Data.
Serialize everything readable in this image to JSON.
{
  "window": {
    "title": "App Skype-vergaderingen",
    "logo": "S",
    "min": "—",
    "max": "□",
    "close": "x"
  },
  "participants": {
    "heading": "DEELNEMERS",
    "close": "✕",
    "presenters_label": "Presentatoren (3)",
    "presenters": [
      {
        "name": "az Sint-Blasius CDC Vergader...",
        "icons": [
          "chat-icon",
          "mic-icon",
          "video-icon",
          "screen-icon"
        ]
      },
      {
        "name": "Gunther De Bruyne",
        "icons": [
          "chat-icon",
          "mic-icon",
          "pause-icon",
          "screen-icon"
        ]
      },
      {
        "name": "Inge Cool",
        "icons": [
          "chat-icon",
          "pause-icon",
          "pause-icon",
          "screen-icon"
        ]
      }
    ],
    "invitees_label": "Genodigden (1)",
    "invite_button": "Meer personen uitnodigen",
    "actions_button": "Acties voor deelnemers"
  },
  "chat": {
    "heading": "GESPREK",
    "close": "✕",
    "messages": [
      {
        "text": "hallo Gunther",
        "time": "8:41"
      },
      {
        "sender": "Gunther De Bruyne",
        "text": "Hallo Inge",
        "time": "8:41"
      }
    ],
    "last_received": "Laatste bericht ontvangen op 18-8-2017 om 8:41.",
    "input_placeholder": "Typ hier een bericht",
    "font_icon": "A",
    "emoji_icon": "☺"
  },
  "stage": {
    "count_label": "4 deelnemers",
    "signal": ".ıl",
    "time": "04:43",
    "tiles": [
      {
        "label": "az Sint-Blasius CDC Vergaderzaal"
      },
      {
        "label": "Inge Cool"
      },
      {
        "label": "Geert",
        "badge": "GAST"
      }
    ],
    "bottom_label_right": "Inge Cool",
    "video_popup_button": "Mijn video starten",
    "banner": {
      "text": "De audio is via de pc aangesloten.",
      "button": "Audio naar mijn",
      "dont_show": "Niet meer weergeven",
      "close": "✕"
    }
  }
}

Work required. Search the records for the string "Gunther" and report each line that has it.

Solution for this problem.
        "name": "Gunther De Bruyne",
        "text": "hallo Gunther",
        "sender": "Gunther De Bruyne",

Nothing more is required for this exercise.